For validation of the compressive sensing algorithm, we start with the data set as shown in

shown in

Thus,

the results with traditional methods of recovering missing data, e.g. Delaunay polygon, kriging, radial basis function, and inverse distance weighting methods. In hydrological monitoring, sparsity in the data is evidently a persistent problem, and several methods have been developed to “patch” this deficiency [

data. When the sampling rate is above 59%, as in

Delaunay polygon, kriging, radial basis function, and inverse distance weighting methods have been traditionally used to compensate for lack of data [

Now, we can check whether compressive sensing is able to construct two-dimensional mapping of the groundwater level. We start from the 0.25-degree resolution mapping in

as shown by the actual data in

We can see this effect when we increase the pixel resolution to 0.1˚ longitude × 0.1˚ latitude mapping by averaging the available data over smaller areas, as shown in

mapping obtained through compressive sensing shows many data cells that exhibit unreasonably low groundwater levels (blue cells). The method is able to only generate data near the points or cells at which there existed some amount of data.

We have shown that compressive sensing can be an effective method in hydrological monitoring, where the measurements are often sparsely populated. Important parameters, such as the groundwater level, across large regions can be mapped into a more complete contour data, at data sampling rates far below the Nyquist criterion.

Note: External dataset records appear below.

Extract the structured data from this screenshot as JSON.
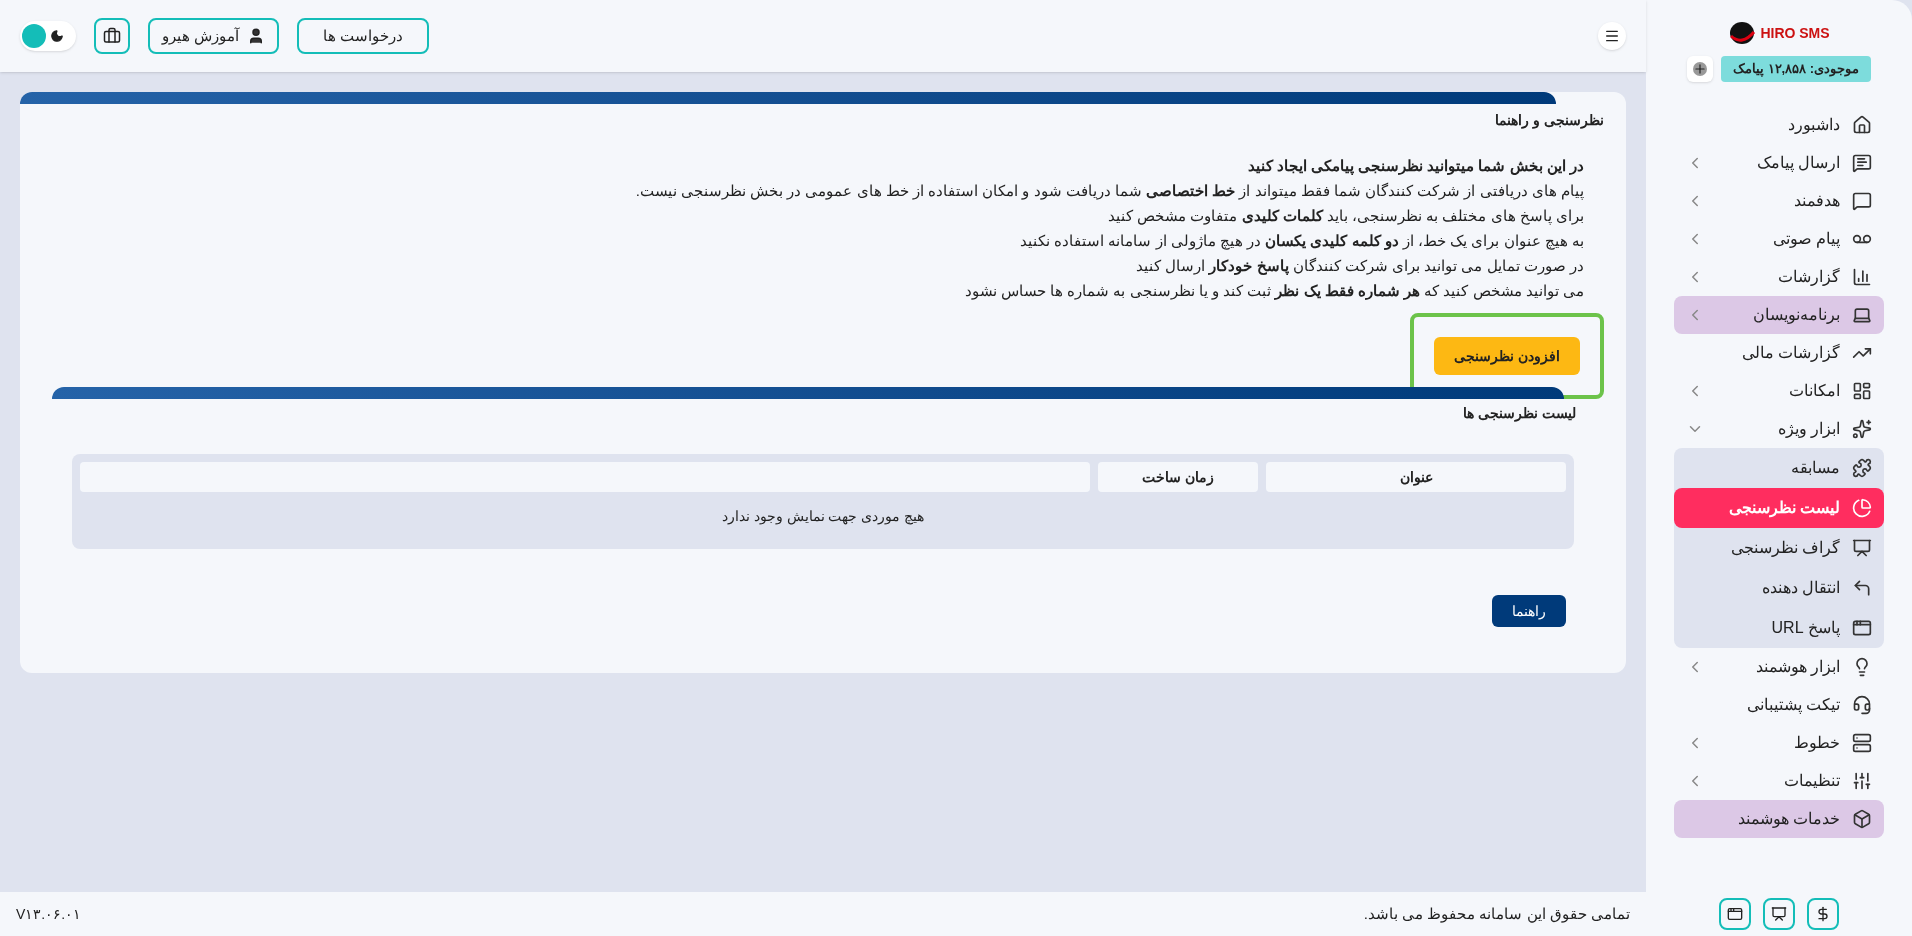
{
  "topbar": {
    "buttons": [
      {
        "label": "درخواست ها"
      },
      {
        "label": "آموزش هیرو"
      }
    ],
    "dark_mode": false
  },
  "sidebar": {
    "logo": "HIRO SMS",
    "balance": "موجودی: ۱۲,۸۵۸ پیامک",
    "items": [
      {
        "label": "داشبورد",
        "submenu": false,
        "highlighted": false,
        "selected": false
      },
      {
        "label": "ارسال پیامک",
        "submenu": true,
        "expanded": false,
        "highlighted": false,
        "selected": false
      },
      {
        "label": "هدفمند",
        "submenu": true,
        "expanded": false,
        "highlighted": false,
        "selected": false
      },
      {
        "label": "پیام صوتی",
        "submenu": true,
        "expanded": false,
        "highlighted": false,
        "selected": false
      },
      {
        "label": "گزارشات",
        "submenu": true,
        "expanded": false,
        "highlighted": false,
        "selected": false
      },
      {
        "label": "برنامه‌نویسان",
        "submenu": true,
        "expanded": false,
        "highlighted": true,
        "selected": false
      },
      {
        "label": "گزارشات مالی",
        "submenu": false,
        "highlighted": false,
        "selected": false
      },
      {
        "label": "امکانات",
        "submenu": true,
        "expanded": false,
        "highlighted": false,
        "selected": false
      },
      {
        "label": "ابزار ویژه",
        "submenu": true,
        "expanded": true,
        "highlighted": false,
        "selected": false,
        "children": [
          {
            "label": "مسابقه",
            "selected": false
          },
          {
            "label": "لیست نظرسنجی",
            "selected": true
          },
          {
            "label": "گراف نظرسنجی",
            "selected": false
          },
          {
            "label": "انتقال دهنده",
            "selected": false
          },
          {
            "label": "پاسخ URL",
            "selected": false
          }
        ]
      },
      {
        "label": "ابزار هوشمند",
        "submenu": true,
        "expanded": false,
        "highlighted": false,
        "selected": false
      },
      {
        "label": "تیکت پشتیبانی",
        "submenu": false,
        "highlighted": false,
        "selected": false
      },
      {
        "label": "خطوط",
        "submenu": true,
        "expanded": false,
        "highlighted": false,
        "selected": false
      },
      {
        "label": "تنظیمات",
        "submenu": true,
        "expanded": false,
        "highlighted": false,
        "selected": false
      },
      {
        "label": "خدمات هوشمند",
        "submenu": false,
        "highlighted": true,
        "selected": false
      }
    ]
  },
  "guide": {
    "title": "نظرسنجی و راهنما",
    "heading": "در این بخش شما میتوانید نظرسنجی پیامکی ایجاد کنید",
    "lines": [
      "پیام های دریافتی از شرکت کنندگان شما فقط میتواند از **خط اختصاصی** شما دریافت شود و امکان استفاده از خط های عمومی در بخش نظرسنجی نیست.",
      "برای پاسخ های مختلف به نظرسنجی، باید **کلمات کلیدی** متفاوت مشخص کنید",
      "به هیچ عنوان برای یک خط، از **دو کلمه کلیدی یکسان** در هیچ ماژولی از سامانه استفاده نکنید",
      "در صورت تمایل می توانید برای شرکت کنندگان **پاسخ خودکار** ارسال کنید",
      "می توانید مشخص کنید که **هر شماره فقط یک نظر** ثبت کند و یا نظرسنجی به شماره ها حساس نشود"
    ],
    "add_button": "افزودن نظرسنجی",
    "add_button_highlighted": true
  },
  "list": {
    "title": "لیست نظرسنجی ها",
    "columns": [
      "عنوان",
      "زمان ساخت"
    ],
    "empty_message": "هیچ موردی جهت نمایش وجود ندارد",
    "help_button": "راهنما"
  },
  "footer": {
    "copyright": "تمامی حقوق این سامانه محفوظ می باشد.",
    "version": "V۱۳.۰۶.۰۱"
  }
}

Although compressive sensing has been developed in image and signal processing, it evidently has significant applications in fluidic systems as well, such as groundwater hydrology since transport processes are continuous through physical principles of convection and diffusion. Fluidic processes mostly involve continuity and smoothness in the data (which is not necessarily the case in general imaging), which tend to satisfy the “compressibility” condition. Therefore, the potential for applications of compressive sensing in hydrology is quite wide and impactful.

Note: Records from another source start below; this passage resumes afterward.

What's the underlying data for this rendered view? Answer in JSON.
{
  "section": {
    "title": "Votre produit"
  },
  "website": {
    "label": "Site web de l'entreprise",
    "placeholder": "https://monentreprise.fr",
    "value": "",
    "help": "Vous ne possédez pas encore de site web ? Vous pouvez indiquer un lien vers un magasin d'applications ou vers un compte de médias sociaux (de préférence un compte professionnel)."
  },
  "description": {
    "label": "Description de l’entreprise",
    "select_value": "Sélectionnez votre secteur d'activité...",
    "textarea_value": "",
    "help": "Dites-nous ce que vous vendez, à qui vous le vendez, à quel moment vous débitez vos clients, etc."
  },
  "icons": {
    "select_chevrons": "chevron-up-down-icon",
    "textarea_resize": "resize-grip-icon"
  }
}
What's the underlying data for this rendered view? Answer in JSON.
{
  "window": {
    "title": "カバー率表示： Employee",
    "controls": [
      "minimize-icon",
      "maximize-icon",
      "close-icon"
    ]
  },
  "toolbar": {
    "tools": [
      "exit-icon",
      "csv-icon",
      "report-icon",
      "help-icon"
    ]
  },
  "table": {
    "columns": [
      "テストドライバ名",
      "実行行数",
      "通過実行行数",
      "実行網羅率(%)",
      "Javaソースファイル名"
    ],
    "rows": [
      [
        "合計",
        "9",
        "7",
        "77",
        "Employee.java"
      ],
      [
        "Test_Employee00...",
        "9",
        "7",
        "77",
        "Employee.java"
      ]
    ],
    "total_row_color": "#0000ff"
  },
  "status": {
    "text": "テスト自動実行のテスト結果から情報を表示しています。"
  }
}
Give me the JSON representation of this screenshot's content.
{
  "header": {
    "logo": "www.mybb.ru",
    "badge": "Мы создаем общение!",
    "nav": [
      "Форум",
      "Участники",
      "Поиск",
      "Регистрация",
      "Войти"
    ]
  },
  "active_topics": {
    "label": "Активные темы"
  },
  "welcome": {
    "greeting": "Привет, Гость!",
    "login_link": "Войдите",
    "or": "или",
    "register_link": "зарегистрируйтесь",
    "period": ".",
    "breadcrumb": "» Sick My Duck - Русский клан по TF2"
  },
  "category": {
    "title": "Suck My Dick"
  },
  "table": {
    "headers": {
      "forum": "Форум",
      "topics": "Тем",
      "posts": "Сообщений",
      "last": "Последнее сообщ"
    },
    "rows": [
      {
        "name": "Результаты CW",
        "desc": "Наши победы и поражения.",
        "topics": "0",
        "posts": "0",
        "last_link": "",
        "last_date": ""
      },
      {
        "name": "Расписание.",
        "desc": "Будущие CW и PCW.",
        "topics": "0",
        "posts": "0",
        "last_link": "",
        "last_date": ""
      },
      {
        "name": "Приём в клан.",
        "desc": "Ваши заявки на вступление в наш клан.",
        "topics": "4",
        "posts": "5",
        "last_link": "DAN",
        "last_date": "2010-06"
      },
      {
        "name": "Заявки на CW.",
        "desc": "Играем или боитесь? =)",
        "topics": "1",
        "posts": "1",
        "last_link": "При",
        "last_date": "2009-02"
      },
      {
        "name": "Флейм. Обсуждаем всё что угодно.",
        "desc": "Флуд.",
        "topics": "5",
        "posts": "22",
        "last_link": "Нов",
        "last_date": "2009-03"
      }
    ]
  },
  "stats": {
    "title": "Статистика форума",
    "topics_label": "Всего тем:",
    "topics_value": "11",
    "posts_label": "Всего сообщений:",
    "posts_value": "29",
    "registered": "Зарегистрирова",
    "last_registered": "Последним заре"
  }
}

This work was supported in part by the Ministry of Education (Czech Republic), under the program INTER_ EXCELLENCE (project number LTAUSA19053).

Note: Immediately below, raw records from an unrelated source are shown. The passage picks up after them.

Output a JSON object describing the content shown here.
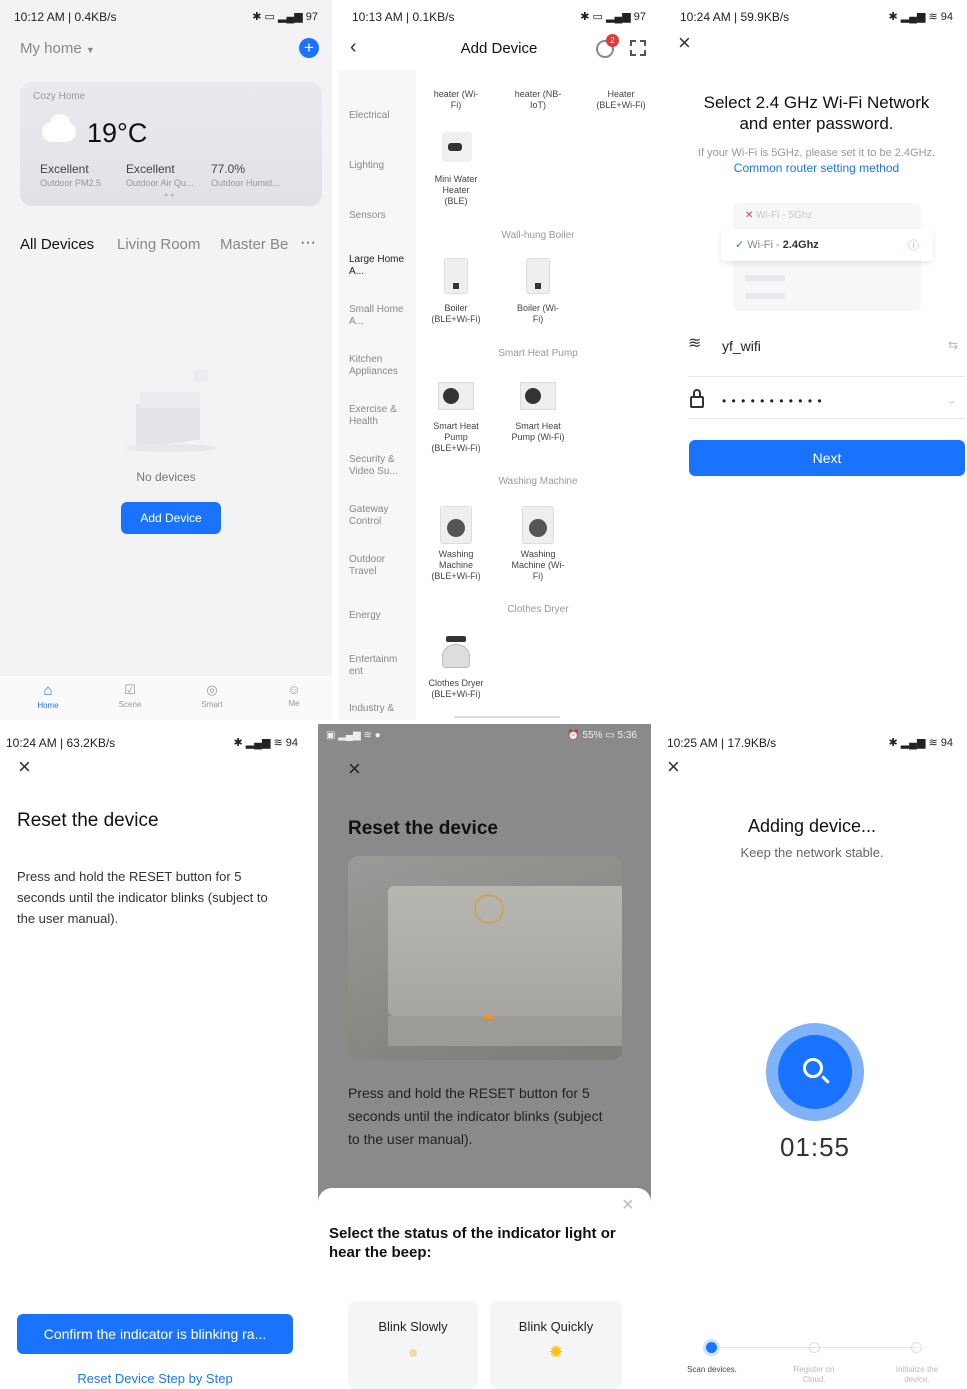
{
  "p1": {
    "status_time": "10:12 AM | 0.4KB/s",
    "status_right": "✱ ▭ ▂▄▆ 97",
    "home_selector": "My home",
    "weather": {
      "home_name": "Cozy Home",
      "temp": "19°C",
      "stats": [
        {
          "value": "Excellent",
          "label": "Outdoor PM2.5"
        },
        {
          "value": "Excellent",
          "label": "Outdoor Air Qu..."
        },
        {
          "value": "77.0%",
          "label": "Outdoor Humid..."
        }
      ]
    },
    "tabs": [
      "All Devices",
      "Living Room",
      "Master Be"
    ],
    "more": "···",
    "empty_text": "No devices",
    "add_button": "Add Device",
    "nav": [
      "Home",
      "Scene",
      "Smart",
      "Me"
    ]
  },
  "p2": {
    "status_time": "10:13 AM | 0.1KB/s",
    "status_right": "✱ ▭ ▂▄▆ 97",
    "title": "Add Device",
    "badge": "2",
    "categories": [
      "Electrical",
      "Lighting",
      "Sensors",
      "Large Home A...",
      "Small Home A...",
      "Kitchen Appliances",
      "Exercise & Health",
      "Security & Video Su...",
      "Gateway Control",
      "Outdoor Travel",
      "Energy",
      "Entertainm ent",
      "Industry &"
    ],
    "top_items": [
      "heater (Wi-Fi)",
      "heater (NB-IoT)",
      "Heater (BLE+Wi-Fi)"
    ],
    "mini_water": "Mini Water Heater (BLE)",
    "sections": {
      "boiler": "Wall-hung Boiler",
      "pump": "Smart Heat Pump",
      "washer": "Washing Machine",
      "dryer": "Clothes Dryer"
    },
    "boiler_items": [
      "Boiler (BLE+Wi-Fi)",
      "Boiler (Wi-Fi)"
    ],
    "pump_items": [
      "Smart Heat Pump (BLE+Wi-Fi)",
      "Smart Heat Pump (Wi-Fi)"
    ],
    "washer_items": [
      "Washing Machine (BLE+Wi-Fi)",
      "Washing Machine (Wi-Fi)"
    ],
    "dryer_items": [
      "Clothes Dryer (BLE+Wi-Fi)"
    ]
  },
  "p3": {
    "status_time": "10:24 AM | 59.9KB/s",
    "status_right": "✱ ▂▄▆ ≋ 94",
    "heading_line1": "Select 2.4 GHz Wi-Fi Network",
    "heading_line2": "and enter password.",
    "hint": "If your Wi-Fi is 5GHz, please set it to be 2.4GHz.",
    "link": "Common router setting method",
    "wifi_5g_prefix": "Wi-Fi - ",
    "wifi_5g": "5Ghz",
    "wifi_24_prefix": "Wi-Fi - ",
    "wifi_24": "2.4Ghz",
    "ssid": "yf_wifi",
    "password_mask": "• • • • • • • • • • •",
    "next_button": "Next"
  },
  "p4": {
    "status_time": "10:24 AM | 63.2KB/s",
    "status_right": "✱ ▂▄▆ ≋ 94",
    "title": "Reset the device",
    "body": "Press and hold the RESET button for 5 seconds until the indicator blinks (subject to the user manual).",
    "confirm_button": "Confirm the indicator is blinking ra...",
    "step_link": "Reset Device Step by Step"
  },
  "p5": {
    "status_left": "▣ ▂▄▆ ≋ ●",
    "status_right": "⏰ 55% ▭ 5:36",
    "title": "Reset the device",
    "body": "Press and hold the RESET button for 5 seconds until the indicator blinks (subject to the user manual).",
    "sheet_title": "Select the status of the indicator light or hear the beep:",
    "options": [
      "Blink Slowly",
      "Blink Quickly"
    ]
  },
  "p6": {
    "status_time": "10:25 AM | 17.9KB/s",
    "status_right": "✱ ▂▄▆ ≋ 94",
    "title": "Adding device...",
    "subtitle": "Keep the network stable.",
    "timer": "01:55",
    "steps": [
      "Scan devices.",
      "Register on Cloud.",
      "Initialize the device."
    ]
  },
  "colors": {
    "accent": "#1a73ff",
    "badge": "#e53935"
  }
}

The authors declare no conflicts of interest regarding the publication of this paper.

Lee, T.-W., Lee, J.Y., Park, J.E., Bellerova, H. and Raudensky, M. (2021) Reconstructive Mapping from Sparsely-Sampled Groundwater Data Using Compressive Sensing. Journal of Geographic Information System, 13, 287-301. https://doi.org/10.4236/jgis.2021.133016

To illustrate the application of compressive sensing to groundwater data analysis, we can start with a simple data set composed of the size N by 1 matrix, and then N nodes are the elements of the groundwater level data. Each node acquires a sample x_{i} which is the averaged groundwater level at the specified coordinate ranges. Thus, we have a data set: x = [ x 1 , ⋯ , x n ] T . We can approximate data using a basis function (such as sinusoidal function in Fourier series), Ψ = [ ψ 1 , ⋯ , ψ n ] T . Then, the data can be found and it meets that x = ∑ i = 1 m z i ψ i as well as m ≪ n . Compressive sensing theory [

min ‖ x ‖ 1 such that y = Φ Ψ z

There are online, open-source programs for l1-optimization, such as Yang et al. [

Once one gets to this point, then extensions to two- or three-dimensional problems are straight-forward. For example, we can reconstruct a two-dimensional groundwater network data f ( t x , t y ) from samples F ( x , y ) of its discrete Fourier transform on a radial domain Θ. Two-dimensional Fourier transform is formulated below.

F ( x , y ) = ∑ t x = 0 N − 1 ∑ t y = 0 N − 1 f ( t x , t y ) e − 2 π i ( t x x N + t y y N )

where, f ( t x , t y ) is the two-dimensional groundwater level and F ( x , y ) represents sampled data. For two-dimensional data, l1-optimization algorithm is slow, and other methods such as total variation and gradient pursuit algorithms are used, also available as open-source codes [